Through a partnership with Ole Miss University, incarcerated men at the Marshall County Correctional Facility in Holly Springs, Mississippi, have had access to programming, law seminars, and even service projects that would not have otherwise been possible.

“I appreciate everything that Ole Miss and MTC have contributed to my life, so far,” says resident Chris Osborne. “It’s a lot of things I didn’t realize about myself.”

Nick Walker agrees. “You can tell they’re really trying to get us to push,” he says, “and to think beyond our circumstances in this place. This is not all we have.”

Ole Miss volunteer instructors teach groundbreaking programming, law students conduct legal seminars, and criminal-justice students intern at the facility—all of which creates a mutually beneficial partnership which continues to grow.

Dr. Linda Keena is the Chair of the University’s Department of Legal Studies and a volunteer instructor at Marshall County.

“It’s just a way for the students to benefit,” she says, “a way for faculty [to benefit]. We have projects, research projects that we do at the institution and publish, that other people can see what’s happening in the institution, so we’re here to create new knowledge and help people along the way. It’s just been a great partnership with Marshall County.”

“The connection that I get from Ole Miss and MTC is, they make you realize that you’re bigger than the worst thing you did.”

Erick Howard has taken advantage of many opportunities made available by the partnership.

“I don’t know if they know how big this is on this compound, but it is huge because it effects people inside the prison.”

Rip Knox is also a resident at the facility who has benefited from the partnership with Ole Miss.

“MTC, or Marshall County – you could ask 90% of the inmates here – and they’ll tell you that it’s above all other facilities when it comes to education. From the door to when you leave out, they’re pushing education. And then you already know that Ole Miss, their law department is second to none in the United States. So, for them to partner together, it was already meant to be.”

Watch for more upcoming stories highlighting the partnership between Ole Miss and the Marshall County facility, a partnership from which each institution will continue to reap tremendous benefits.

“These opportunities keep showing up,” explains Anzio Hubbard, “and I’ve learned that success happens when opportunity meets preparation. So, I have to be prepared, because the opportunity’s going to show.”

Brittney Eakins is a law student who participates in the legal seminars conducted at the facility.

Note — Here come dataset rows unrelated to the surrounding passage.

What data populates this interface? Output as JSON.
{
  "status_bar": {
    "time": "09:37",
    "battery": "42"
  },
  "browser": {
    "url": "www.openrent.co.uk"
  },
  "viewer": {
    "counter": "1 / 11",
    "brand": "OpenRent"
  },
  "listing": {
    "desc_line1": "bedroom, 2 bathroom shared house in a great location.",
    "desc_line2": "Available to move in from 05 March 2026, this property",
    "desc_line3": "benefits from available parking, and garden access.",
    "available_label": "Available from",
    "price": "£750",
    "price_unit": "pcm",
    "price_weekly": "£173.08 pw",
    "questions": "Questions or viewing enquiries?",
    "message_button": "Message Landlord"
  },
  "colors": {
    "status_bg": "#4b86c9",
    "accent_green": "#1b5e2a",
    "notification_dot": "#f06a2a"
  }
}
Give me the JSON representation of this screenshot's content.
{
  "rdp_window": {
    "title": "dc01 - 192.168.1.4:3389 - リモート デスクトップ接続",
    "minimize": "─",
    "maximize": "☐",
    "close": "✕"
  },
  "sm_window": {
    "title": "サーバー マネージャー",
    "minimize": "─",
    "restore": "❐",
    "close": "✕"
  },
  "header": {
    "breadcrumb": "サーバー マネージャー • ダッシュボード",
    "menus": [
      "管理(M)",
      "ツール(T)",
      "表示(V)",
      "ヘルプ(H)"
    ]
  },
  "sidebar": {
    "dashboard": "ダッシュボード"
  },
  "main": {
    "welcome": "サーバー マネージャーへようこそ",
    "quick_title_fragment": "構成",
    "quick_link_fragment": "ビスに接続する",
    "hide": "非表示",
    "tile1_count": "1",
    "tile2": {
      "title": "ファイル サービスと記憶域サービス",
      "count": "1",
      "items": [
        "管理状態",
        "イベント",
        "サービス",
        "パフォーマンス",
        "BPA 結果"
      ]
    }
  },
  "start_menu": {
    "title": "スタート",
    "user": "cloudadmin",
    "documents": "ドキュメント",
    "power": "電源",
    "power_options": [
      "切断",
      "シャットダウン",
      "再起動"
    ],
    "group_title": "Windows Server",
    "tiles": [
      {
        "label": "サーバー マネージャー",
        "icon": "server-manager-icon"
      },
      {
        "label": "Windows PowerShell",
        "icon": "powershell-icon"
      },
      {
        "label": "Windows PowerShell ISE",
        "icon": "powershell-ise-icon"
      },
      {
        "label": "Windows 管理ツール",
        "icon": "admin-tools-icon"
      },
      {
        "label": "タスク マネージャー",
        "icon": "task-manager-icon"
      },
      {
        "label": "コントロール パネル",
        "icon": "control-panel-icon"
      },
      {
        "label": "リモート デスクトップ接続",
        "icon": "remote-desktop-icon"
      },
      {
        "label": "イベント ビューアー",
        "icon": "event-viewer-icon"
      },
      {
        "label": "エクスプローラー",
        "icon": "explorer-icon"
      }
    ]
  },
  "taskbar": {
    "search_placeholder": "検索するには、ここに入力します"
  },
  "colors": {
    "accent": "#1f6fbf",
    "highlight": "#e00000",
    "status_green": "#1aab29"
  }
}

“But I hope that they know that we learn from them, too,” she says. “It’s a trade-off…we learn so much from them, too.  It’s a humbling experience, and it’s taught me a lot. So, I hope they know that; that we get a lot out of it as well.”